Robbie Yearwood's J/24 Diehard scored a second bullet in the J/24 Class. Gus Reader's Fadeaway was runner-up and Peter Armstrong's Shakin third. In the CSA Simplified Racing Division, Patrice Benson was the winner racing around his home waters on Carriacou Sloop Love Roses. Second was another local entry, Cyril Compton's Carriacou Sloop Margetta-O. Christopher Glaves, who is from St. Austell in Cornwall UK, was third in his Noresman 447 Blueshift.
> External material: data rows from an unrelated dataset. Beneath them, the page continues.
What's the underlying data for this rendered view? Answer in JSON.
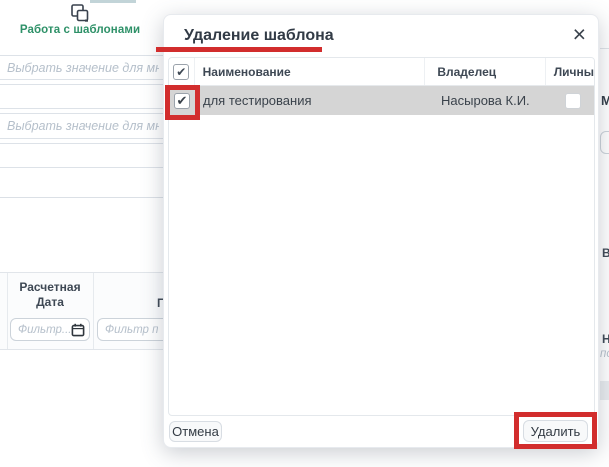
{
  "icons": {
    "check": "✔",
    "close": "×"
  },
  "colors": {
    "annotation_red": "#d22d2d",
    "accent_green": "#2e9168",
    "selected_row_bg": "#d5d5d5"
  },
  "background": {
    "templates_button_label": "Работа с шаблонами",
    "multiselect_placeholder": "Выбрать значение для множ",
    "filter_table": {
      "date_column_header": "Расчетная Дата",
      "date_filter_placeholder": "Фильтр...",
      "next_column_header_fragment": "П",
      "text_filter_placeholder": "Фильтр по"
    },
    "right_edge_fragments": {
      "label_top": "М",
      "label_mid": "В",
      "label_lower": "Н",
      "placeholder_fragment": "по"
    }
  },
  "modal": {
    "title": "Удаление шаблона",
    "table": {
      "columns": {
        "name": "Наименование",
        "owner": "Владелец",
        "personal": "Личны"
      },
      "row": {
        "name": "для тестирования",
        "owner": "Насырова К.И."
      }
    },
    "cancel_label": "Отмена",
    "delete_label": "Удалить"
  }
}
The crew on Global Yacht Racing's First 47.7 EHO1 (GBR) had high hopes of scoring another win in CSA 1 today but finished today's race in fifth. However, their bullet in Race 1 still has the team in contention to win CSA1. Katy Rota and Neil Maher sailed the boat to the Caribbean from Europe. The team includes Trainee Yachtmaster Adam Bartlett and Charter guests brought together by highly experienced sailor Richard Oswald. The guests come from the UK, America, and Ireland. Grenada Sailing Week is the first time they have raced together as a crew. "We had a problem with a mainsail batten today, which probably cost us the time we lost out to the boats that beat us," commented Richard Oswald. "However, the crew work was really good, and we sailed a clean race. The competition in our class is very good, so for a team that has only just come together, we can be satisfied with how well we are sailing."
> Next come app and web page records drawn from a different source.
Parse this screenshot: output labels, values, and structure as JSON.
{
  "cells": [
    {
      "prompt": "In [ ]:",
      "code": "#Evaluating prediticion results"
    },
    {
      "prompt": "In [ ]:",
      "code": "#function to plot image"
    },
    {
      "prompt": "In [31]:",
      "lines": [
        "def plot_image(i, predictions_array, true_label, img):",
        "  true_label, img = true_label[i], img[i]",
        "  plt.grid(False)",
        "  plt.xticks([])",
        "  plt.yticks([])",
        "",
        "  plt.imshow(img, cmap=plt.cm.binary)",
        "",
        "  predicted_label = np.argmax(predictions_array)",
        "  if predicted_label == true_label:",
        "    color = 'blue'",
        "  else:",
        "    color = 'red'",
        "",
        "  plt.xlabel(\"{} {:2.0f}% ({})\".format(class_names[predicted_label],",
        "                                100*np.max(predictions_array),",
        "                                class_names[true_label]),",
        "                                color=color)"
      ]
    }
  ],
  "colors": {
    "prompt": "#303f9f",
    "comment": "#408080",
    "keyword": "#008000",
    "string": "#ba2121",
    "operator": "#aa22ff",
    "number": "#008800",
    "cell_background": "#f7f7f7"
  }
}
Your privileged race reporter joined EH01 for the race around Carriacou and it was fascinating to witness how the team worked together to pull off some difficult manoeuvres with a high degree of skill. Despite not getting the result EH01 has hoped for, there were smiles all round. The team's level of racing is going up in leap and bounds, at a time of year when sailing opportunities at home are non-existent. As EH01 passed the mesmerising beach and reef of Sandy Island, it was all too easy to get distracted by the immense beauty of it all. However, the team stuck to the task at hand, promising to return with masks and snorkels.
The daily Prize-giving for the Round Carriacou Race was held at the Cassada Bay Resort in Belmont. Set on a hillside overlooking the superb Coral Reef Bay with spectacular views of nearby islands including Grenada.
After two glorious days it was time to say 'see you soon' to Carriacou. Racing at Grenada Sailing Week will conclude on Sunday 30 Jan with the third and final race of the regatta. The Carriacou to Grenada is sponsored by Mount Gay Rum. The race to the windward side of Grenada will finish at La Phare Bleu Marina for the final prize-giving.